Wisconsin turned the ball over in seven of its first eight games but has played turnover free in its last three games. That streak will be tested against a Minnesota defense that has a plus-8 turnover margin in Big Ten play, best in the conference. In particular Minnesota has done well of causing fumbles with 11 during conference play. Expected to be a physical game with yards tough to come by, Wisconsin can’t afford to be cavalier carrying the football. Three different players for Minnesota have forced two fumbles and four different players have registered two fumble recoveries since the start of Big Ten play. If Wisconsin wants to control the clock, they can’t afford to have drives cut short because of a turnover.
The game plan for Wisconsin isn’t going to change from what it has been over the last two weeks. Paul Chryst will once again put an emphasis on establishing the run, which will be a challenge to establish with the physicality expected in the trenches. Wisconsin hasn’t had to rely on the passing attack much over the last two games but the Gophers do allow 235.1 passing yards. Having any kind of success through the air will take pressure off Wisconsin’s running game and help neutralize the Gophers’ ability to create pressure in the backfield. Considering Minnesota has caused opposing rushing attacks to lose an average of 34.4 rushing yards a game, Wisconsin’s running backs will need to be able to pick up the tough yards and the line will need to get the better push so the offense doesn’t work behind the chains.

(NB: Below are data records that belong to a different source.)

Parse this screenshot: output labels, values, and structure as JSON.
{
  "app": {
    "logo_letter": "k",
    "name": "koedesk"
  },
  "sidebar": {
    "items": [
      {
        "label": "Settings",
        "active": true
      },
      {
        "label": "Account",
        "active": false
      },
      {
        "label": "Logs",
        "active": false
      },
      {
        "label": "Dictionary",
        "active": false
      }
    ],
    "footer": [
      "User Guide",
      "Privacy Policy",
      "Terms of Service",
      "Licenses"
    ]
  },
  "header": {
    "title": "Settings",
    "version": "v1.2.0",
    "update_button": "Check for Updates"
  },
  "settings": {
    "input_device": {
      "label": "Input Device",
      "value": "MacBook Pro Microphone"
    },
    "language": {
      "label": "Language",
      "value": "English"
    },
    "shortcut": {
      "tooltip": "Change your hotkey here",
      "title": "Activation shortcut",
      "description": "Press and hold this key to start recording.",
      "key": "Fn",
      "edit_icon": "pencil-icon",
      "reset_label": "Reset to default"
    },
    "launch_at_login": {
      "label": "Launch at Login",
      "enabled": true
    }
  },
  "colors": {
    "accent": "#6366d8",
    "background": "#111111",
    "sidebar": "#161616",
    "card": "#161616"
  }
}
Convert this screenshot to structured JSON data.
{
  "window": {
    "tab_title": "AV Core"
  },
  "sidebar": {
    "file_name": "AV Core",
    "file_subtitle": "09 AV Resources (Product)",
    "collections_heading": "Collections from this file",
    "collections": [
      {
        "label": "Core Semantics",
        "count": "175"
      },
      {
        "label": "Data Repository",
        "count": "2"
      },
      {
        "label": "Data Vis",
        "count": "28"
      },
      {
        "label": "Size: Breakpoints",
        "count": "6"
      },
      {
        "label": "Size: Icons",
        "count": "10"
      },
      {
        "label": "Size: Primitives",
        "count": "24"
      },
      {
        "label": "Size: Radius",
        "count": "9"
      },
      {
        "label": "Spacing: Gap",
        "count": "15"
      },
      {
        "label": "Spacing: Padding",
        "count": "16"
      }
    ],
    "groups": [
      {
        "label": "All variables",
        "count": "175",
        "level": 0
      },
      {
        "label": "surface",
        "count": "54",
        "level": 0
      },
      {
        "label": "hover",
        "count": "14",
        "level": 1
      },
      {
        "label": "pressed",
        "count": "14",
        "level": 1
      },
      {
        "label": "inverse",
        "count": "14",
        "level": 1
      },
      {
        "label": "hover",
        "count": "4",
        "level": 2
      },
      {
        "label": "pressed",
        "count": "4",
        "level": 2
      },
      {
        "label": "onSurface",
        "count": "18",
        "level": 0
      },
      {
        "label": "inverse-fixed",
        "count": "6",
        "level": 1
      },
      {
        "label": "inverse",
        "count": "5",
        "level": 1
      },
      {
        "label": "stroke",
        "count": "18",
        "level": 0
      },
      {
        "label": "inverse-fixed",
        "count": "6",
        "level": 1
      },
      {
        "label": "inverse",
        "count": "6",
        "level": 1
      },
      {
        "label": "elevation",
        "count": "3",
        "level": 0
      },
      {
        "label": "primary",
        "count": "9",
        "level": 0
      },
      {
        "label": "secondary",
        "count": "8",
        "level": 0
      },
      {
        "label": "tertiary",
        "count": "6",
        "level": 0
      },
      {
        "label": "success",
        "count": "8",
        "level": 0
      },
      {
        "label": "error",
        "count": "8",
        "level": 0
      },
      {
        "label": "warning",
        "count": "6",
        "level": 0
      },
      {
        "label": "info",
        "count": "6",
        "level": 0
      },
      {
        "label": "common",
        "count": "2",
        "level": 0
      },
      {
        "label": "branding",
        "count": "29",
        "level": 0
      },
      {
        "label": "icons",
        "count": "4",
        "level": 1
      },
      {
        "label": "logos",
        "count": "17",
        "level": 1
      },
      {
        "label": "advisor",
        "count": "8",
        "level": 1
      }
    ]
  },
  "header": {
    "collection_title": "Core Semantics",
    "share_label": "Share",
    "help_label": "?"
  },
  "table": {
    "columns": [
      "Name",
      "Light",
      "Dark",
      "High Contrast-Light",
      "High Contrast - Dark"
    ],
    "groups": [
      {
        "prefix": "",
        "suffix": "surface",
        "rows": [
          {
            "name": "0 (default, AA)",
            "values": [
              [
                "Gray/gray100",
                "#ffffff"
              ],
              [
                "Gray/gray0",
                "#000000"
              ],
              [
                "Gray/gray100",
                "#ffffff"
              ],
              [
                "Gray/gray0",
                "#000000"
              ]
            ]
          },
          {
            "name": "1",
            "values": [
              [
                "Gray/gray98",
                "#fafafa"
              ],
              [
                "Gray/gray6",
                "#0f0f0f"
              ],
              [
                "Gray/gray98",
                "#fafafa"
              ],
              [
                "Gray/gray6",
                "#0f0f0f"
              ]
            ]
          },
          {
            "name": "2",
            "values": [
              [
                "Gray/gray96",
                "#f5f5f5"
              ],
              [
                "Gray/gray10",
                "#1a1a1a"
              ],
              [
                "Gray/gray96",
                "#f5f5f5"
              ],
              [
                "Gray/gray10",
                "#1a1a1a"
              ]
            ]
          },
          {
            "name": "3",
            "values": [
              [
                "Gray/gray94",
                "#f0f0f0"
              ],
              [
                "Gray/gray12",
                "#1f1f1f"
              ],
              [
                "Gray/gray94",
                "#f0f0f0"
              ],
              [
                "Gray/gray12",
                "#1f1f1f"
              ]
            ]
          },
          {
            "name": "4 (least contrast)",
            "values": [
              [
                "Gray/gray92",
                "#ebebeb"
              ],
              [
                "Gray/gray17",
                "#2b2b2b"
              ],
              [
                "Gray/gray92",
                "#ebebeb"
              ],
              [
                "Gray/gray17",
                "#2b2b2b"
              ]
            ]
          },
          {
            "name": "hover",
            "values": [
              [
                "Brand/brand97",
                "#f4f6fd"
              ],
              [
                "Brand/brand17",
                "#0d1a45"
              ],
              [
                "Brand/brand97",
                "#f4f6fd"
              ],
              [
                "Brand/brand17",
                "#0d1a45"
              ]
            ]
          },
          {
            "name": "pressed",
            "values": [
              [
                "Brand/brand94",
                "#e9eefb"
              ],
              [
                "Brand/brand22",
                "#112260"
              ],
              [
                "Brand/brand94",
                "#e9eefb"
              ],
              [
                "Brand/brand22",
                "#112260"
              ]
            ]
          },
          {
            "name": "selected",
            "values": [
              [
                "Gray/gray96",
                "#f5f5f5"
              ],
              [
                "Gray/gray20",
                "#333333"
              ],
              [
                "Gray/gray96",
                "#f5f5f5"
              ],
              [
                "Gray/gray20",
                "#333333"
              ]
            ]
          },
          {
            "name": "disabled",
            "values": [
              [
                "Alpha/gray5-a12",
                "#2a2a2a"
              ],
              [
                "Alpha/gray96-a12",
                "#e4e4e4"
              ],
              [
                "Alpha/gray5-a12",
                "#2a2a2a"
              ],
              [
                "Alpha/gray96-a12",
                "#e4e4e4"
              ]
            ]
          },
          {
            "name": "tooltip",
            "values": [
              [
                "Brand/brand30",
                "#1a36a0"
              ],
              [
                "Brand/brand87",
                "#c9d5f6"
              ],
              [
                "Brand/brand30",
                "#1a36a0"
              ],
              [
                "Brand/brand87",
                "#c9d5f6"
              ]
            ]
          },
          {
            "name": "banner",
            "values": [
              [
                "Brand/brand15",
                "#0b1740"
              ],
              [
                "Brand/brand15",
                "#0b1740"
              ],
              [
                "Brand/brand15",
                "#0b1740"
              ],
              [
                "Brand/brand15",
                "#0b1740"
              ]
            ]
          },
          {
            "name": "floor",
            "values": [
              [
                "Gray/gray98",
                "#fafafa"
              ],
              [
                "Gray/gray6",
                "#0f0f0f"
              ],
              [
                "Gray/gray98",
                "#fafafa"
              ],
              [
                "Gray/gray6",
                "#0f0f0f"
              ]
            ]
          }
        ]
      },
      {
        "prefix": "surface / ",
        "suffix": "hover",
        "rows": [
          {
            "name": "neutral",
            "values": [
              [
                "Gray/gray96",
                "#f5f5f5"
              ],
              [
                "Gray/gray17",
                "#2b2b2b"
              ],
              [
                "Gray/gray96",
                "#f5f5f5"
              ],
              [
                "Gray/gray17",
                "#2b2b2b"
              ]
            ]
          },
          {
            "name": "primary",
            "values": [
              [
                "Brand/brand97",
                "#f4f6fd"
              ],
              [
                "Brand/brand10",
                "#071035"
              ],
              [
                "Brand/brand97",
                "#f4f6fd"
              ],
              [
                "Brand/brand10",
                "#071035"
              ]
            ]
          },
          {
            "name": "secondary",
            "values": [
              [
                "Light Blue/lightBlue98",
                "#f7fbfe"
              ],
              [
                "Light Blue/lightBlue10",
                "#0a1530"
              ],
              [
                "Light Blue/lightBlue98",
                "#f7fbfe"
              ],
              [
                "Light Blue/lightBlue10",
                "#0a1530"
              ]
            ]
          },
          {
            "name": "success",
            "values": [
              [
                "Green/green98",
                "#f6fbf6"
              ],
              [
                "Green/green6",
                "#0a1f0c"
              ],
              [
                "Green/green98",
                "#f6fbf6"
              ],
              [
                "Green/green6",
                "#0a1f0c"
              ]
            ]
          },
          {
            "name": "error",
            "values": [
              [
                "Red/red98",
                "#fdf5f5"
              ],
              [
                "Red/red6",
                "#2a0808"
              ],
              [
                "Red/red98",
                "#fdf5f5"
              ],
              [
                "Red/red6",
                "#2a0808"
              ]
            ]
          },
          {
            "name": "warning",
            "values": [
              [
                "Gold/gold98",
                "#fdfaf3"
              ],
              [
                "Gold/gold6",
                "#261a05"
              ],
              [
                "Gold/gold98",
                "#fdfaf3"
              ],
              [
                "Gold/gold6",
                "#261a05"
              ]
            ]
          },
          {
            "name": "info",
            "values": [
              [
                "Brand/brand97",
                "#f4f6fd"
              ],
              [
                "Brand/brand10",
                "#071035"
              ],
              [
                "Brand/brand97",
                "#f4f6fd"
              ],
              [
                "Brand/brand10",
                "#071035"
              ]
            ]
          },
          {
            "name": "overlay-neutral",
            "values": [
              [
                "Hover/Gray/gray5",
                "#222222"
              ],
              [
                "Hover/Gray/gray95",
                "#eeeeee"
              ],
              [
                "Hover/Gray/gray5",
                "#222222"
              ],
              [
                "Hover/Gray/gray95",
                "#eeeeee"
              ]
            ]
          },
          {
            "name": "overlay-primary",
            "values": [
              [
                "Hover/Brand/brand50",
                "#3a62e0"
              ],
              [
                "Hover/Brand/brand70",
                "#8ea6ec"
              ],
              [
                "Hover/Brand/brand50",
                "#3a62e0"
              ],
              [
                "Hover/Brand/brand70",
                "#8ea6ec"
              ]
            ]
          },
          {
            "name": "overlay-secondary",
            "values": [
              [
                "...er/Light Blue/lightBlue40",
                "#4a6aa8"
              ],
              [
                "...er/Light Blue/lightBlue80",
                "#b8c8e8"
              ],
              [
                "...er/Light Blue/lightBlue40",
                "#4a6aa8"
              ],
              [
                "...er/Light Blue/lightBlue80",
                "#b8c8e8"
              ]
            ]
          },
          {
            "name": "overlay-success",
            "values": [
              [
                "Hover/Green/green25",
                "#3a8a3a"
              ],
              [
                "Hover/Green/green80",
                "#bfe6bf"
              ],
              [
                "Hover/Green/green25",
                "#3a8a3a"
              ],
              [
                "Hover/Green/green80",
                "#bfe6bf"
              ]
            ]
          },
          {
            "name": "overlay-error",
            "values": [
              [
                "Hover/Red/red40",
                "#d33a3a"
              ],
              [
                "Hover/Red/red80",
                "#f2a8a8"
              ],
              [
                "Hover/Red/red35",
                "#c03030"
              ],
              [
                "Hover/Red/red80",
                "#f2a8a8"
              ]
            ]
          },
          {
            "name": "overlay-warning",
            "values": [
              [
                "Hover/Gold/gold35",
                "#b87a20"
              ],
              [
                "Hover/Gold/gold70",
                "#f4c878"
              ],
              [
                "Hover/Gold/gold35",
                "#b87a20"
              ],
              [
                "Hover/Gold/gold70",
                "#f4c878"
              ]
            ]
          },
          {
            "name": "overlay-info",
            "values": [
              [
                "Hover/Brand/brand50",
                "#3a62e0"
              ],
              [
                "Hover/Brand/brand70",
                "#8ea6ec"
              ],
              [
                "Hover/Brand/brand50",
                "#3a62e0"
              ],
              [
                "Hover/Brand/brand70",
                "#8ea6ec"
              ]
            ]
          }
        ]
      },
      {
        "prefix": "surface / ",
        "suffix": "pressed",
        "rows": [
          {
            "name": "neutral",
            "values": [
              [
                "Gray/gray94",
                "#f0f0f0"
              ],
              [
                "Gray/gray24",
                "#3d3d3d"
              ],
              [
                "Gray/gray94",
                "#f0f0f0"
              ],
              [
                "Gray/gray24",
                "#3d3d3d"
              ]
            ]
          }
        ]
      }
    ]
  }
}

Success on offense means Wisconsin’s defense will be able to rest and stay fresh. Minnesota’s offense averages 348.6 yards of total offense over conference play, while Wisconsin’s defense has allowed opponents to average 304.4 yards of total offense through eight Big Ten games. Stopping the run is first and foremost for the Badgers, and UW’s secondary – after giving up some big plays to Purdue – need to limit receiver Drew Wolitarsky. Taking away the running game and Wolitarsky will expose Leidner.
Biegel said this week he doesn’t want to leave any doubt as to who the best team is in the Big Ten West Division. The combination of Biegel and Watt should be able to find their way to Leidner, despite him not feeling a lot of heat this season, and the Badgers’ defense has enough talent to keep Minnesota’s offense in check. Wisconsin’s offense will do its job and make sure to capitalize when they need to.
Bottom line, the Axe stays in Madison with a 24-10 Wisconsin win.